  4. Models of land-based IMTA developed in Israel Amir Neori. Research Fellow. University of Haifa
  5. Trade-offs in European IMTA: who benefits and who pays? Adam Hughes. Senior Lecturer in Sustainable Aquaculture. Scottish Association for Marine Science (SAMS)
  6. ASC and MSC seaweed certification – considerations and challenges Patricia Bianchi. Seaweed Account Manager. Aquaculture Stewardship Council (ASC) and Marine Stewardship Council (MSC)

The INTEGRATE Project Podcasts

Five podcasts recorded by CTAQUA at the INTEGRATE Project IMTA definition event on May 9th, 2019. The event was hosted by the Interreg Atlantic Area Managing Authority at the Norte Portugal Regional Coordination and Development Commission (CCDR-N), Porto, Portugal.

1. Adam Hughes, Senior Lecturer in Sustainable Aquaculture, Scottish Association for Marine Science (SAMS), UK, discusses the main challenges to overcome in order to implement an industrial IMTA model.


2. Amir Neori, Research Fellow at the University of Haifa, Israel, talks about the future perspective of IMTA.


3. Pierre Eyrolles, Research Assistant at Agrocampus Ouest, France, describes the goals amd aims of the INTEGRATE project roundtable expert groups.


4. Rui Pereira, Co-Founder and Lab and Scientific Director at ALGAplus, Portugal, talks about his experience with industrial and experimental IMTA models.


5. Xinhua Yuan, Senior Aquaculture Officer at the Food and Agriculture Organization of the United Nations, FAO, Italy, talks about the current global perspective of IMTA and how Europe fits into this perspective.


Three podcasts recorded by CTAQUA at the INTEGRATE Project partnership meeting on October 10th, 2019, hosted by project partner CEVA in Pleubian, France.

1. Erik-Jan Malta, Project Manager at the Andalusian Aquaculture Technology Centre (CTAQUA), Spain, talks about his experience running CTAQUA’s Pilot Action 3 site in Andalusia, southern Spain.

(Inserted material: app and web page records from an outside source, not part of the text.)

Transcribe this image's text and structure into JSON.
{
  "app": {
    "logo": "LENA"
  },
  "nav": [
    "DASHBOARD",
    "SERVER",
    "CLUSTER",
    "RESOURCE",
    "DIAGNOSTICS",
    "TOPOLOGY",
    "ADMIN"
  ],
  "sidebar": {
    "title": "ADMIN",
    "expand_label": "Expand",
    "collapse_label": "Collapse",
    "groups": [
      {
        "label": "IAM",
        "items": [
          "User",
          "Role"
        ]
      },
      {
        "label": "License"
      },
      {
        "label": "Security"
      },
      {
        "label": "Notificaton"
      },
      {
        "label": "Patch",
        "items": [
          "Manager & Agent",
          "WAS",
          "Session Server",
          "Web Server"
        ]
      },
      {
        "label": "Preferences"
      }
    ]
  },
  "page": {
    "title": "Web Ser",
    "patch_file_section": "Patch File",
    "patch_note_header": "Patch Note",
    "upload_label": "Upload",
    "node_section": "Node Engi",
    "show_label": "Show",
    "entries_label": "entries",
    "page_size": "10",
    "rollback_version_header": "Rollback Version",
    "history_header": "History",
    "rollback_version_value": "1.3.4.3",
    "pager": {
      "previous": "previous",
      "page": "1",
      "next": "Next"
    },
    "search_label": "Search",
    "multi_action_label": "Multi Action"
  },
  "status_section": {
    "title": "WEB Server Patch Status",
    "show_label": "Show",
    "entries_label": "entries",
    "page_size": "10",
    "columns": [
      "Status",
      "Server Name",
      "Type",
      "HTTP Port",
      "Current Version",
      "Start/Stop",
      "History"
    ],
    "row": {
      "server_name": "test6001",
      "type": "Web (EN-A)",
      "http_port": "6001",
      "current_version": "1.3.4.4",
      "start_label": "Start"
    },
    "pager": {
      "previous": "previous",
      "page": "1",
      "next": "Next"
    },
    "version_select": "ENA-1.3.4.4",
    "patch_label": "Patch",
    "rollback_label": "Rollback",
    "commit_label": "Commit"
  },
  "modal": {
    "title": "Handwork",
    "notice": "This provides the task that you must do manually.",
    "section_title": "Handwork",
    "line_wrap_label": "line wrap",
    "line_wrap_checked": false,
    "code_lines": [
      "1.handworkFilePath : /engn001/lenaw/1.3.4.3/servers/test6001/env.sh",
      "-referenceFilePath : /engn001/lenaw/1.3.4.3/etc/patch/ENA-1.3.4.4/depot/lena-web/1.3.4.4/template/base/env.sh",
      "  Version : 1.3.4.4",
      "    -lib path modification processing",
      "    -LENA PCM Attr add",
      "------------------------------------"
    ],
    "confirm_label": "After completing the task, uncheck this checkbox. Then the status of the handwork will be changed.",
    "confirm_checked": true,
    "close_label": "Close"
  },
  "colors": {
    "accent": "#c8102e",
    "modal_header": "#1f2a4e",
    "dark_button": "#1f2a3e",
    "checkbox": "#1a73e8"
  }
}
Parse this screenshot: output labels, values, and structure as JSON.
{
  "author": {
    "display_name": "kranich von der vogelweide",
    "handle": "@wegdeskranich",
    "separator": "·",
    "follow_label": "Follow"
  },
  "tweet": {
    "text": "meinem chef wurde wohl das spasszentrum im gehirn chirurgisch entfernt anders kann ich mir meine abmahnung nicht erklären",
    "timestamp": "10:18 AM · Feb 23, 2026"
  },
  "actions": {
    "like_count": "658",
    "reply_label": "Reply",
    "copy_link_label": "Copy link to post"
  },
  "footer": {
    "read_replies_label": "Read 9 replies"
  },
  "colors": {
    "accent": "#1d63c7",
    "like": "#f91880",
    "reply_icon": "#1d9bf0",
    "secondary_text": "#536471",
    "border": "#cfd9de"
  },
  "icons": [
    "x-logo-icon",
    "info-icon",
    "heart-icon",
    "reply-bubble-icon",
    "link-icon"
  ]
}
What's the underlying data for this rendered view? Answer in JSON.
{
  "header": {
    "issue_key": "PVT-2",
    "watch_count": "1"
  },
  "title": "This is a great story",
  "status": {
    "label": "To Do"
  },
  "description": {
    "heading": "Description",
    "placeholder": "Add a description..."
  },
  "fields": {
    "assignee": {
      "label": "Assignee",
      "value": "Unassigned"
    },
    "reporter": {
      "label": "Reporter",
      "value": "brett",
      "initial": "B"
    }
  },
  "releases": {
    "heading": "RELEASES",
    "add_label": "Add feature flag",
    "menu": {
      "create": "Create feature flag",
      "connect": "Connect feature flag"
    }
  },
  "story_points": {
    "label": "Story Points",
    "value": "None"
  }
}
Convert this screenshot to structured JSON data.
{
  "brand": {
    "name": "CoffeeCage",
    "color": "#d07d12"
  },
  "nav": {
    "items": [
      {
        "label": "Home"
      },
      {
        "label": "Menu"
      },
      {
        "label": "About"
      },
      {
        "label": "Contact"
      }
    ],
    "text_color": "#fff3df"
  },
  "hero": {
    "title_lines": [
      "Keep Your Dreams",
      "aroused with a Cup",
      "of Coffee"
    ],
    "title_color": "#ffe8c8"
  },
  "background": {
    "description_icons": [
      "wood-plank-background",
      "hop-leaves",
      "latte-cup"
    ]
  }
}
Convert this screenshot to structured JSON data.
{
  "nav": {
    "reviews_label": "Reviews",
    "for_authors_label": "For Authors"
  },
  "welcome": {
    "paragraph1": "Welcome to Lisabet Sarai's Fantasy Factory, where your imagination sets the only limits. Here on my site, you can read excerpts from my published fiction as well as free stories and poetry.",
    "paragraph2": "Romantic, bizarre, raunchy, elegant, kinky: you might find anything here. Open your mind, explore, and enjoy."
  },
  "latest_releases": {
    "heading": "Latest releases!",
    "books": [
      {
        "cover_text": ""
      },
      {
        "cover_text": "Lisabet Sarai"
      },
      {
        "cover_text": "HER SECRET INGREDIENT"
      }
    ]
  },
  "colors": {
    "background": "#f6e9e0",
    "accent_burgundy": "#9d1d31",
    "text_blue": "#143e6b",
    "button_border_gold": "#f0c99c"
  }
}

2. Jessica Ratcliff, Postdoc Researcher at the National University of Ireland Galway (NUIG), Ireland, talks about the INTEGRATE approach to reaching a consensus on a definition of IMTA.


3. Lars Brunner, Support Scientist, Scottish Association for Marine Science (SAMS), UK, talks about the regulatory side of IMTA in the European Atlantic Area.